* _Assignment_:
Working from the entries that follow, retype each one without any alteration.

── Data under study ──

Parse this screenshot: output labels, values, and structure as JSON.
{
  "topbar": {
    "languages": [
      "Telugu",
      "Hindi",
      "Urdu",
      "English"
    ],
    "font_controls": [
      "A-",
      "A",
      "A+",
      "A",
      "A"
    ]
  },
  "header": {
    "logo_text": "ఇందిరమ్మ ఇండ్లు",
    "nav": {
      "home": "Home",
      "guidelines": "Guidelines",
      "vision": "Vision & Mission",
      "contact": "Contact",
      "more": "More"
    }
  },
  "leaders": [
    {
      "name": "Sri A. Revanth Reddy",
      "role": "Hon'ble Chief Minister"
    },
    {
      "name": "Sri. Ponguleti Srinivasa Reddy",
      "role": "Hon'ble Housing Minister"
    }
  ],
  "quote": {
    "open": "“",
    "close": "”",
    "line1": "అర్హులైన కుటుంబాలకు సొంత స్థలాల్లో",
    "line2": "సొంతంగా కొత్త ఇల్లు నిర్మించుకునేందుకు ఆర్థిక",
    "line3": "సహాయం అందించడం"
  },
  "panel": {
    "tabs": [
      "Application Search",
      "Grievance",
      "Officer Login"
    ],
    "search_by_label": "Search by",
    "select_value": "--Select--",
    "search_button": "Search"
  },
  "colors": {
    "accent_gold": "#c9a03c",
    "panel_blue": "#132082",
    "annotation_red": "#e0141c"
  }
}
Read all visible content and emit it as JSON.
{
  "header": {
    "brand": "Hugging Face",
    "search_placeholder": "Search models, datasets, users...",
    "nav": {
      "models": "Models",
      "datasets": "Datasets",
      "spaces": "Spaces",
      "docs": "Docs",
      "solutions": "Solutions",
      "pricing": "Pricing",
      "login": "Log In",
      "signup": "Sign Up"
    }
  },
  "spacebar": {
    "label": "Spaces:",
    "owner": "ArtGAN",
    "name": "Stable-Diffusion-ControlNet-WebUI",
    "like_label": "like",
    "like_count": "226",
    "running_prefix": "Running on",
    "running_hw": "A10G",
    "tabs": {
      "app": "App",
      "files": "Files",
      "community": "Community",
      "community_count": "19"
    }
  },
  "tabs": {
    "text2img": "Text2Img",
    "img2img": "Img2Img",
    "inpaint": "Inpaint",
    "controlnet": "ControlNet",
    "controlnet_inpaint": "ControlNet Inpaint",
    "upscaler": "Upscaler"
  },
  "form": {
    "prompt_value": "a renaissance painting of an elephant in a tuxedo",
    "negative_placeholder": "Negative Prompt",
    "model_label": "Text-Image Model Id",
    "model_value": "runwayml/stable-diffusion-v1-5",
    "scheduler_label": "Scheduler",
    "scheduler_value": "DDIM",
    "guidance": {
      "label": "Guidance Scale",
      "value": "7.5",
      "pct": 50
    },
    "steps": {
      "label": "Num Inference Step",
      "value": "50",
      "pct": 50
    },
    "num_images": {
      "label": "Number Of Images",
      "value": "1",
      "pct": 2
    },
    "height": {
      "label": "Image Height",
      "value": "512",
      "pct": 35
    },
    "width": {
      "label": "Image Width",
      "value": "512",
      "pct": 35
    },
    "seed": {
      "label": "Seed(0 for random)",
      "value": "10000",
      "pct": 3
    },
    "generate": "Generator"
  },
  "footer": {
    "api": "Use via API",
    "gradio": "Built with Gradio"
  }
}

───

* _Solution to the problem_:
Parse this screenshot: output labels, values, and structure as JSON.
{
  "topbar": {
    "languages": [
      "Telugu",
      "Hindi",
      "Urdu",
      "English"
    ],
    "font_controls": [
      "A-",
      "A",
      "A+",
      "A",
      "A"
    ]
  },
  "header": {
    "logo_text": "ఇందిరమ్మ ఇండ్లు",
    "nav": {
      "home": "Home",
      "guidelines": "Guidelines",
      "vision": "Vision & Mission",
      "contact": "Contact",
      "more": "More"
    }
  },
  "leaders": [
    {
      "name": "Sri A. Revanth Reddy",
      "role": "Hon'ble Chief Minister"
    },
    {
      "name": "Sri. Ponguleti Srinivasa Reddy",
      "role": "Hon'ble Housing Minister"
    }
  ],
  "quote": {
    "open": "“",
    "close": "”",
    "line1": "అర్హులైన కుటుంబాలకు సొంత స్థలాల్లో",
    "line2": "సొంతంగా కొత్త ఇల్లు నిర్మించుకునేందుకు ఆర్థిక",
    "line3": "సహాయం అందించడం"
  },
  "panel": {
    "tabs": [
      "Application Search",
      "Grievance",
      "Officer Login"
    ],
    "search_by_label": "Search by",
    "select_value": "--Select--",
    "search_button": "Search"
  },
  "colors": {
    "accent_gold": "#c9a03c",
    "panel_blue": "#132082",
    "annotation_red": "#e0141c"
  }
}
Read all visible content and emit it as JSON.
{
  "header": {
    "brand": "Hugging Face",
    "search_placeholder": "Search models, datasets, users...",
    "nav": {
      "models": "Models",
      "datasets": "Datasets",
      "spaces": "Spaces",
      "docs": "Docs",
      "solutions": "Solutions",
      "pricing": "Pricing",
      "login": "Log In",
      "signup": "Sign Up"
    }
  },
  "spacebar": {
    "label": "Spaces:",
    "owner": "ArtGAN",
    "name": "Stable-Diffusion-ControlNet-WebUI",
    "like_label": "like",
    "like_count": "226",
    "running_prefix": "Running on",
    "running_hw": "A10G",
    "tabs": {
      "app": "App",
      "files": "Files",
      "community": "Community",
      "community_count": "19"
    }
  },
  "tabs": {
    "text2img": "Text2Img",
    "img2img": "Img2Img",
    "inpaint": "Inpaint",
    "controlnet": "ControlNet",
    "controlnet_inpaint": "ControlNet Inpaint",
    "upscaler": "Upscaler"
  },
  "form": {
    "prompt_value": "a renaissance painting of an elephant in a tuxedo",
    "negative_placeholder": "Negative Prompt",
    "model_label": "Text-Image Model Id",
    "model_value": "runwayml/stable-diffusion-v1-5",
    "scheduler_label": "Scheduler",
    "scheduler_value": "DDIM",
    "guidance": {
      "label": "Guidance Scale",
      "value": "7.5",
      "pct": 50
    },
    "steps": {
      "label": "Num Inference Step",
      "value": "50",
      "pct": 50
    },
    "num_images": {
      "label": "Number Of Images",
      "value": "1",
      "pct": 2
    },
    "height": {
      "label": "Image Height",
      "value": "512",
      "pct": 35
    },
    "width": {
      "label": "Image Width",
      "value": "512",
      "pct": 35
    },
    "seed": {
      "label": "Seed(0 for random)",
      "value": "10000",
      "pct": 3
    },
    "generate": "Generator"
  },
  "footer": {
    "api": "Use via API",
    "gradio": "Built with Gradio"
  }
}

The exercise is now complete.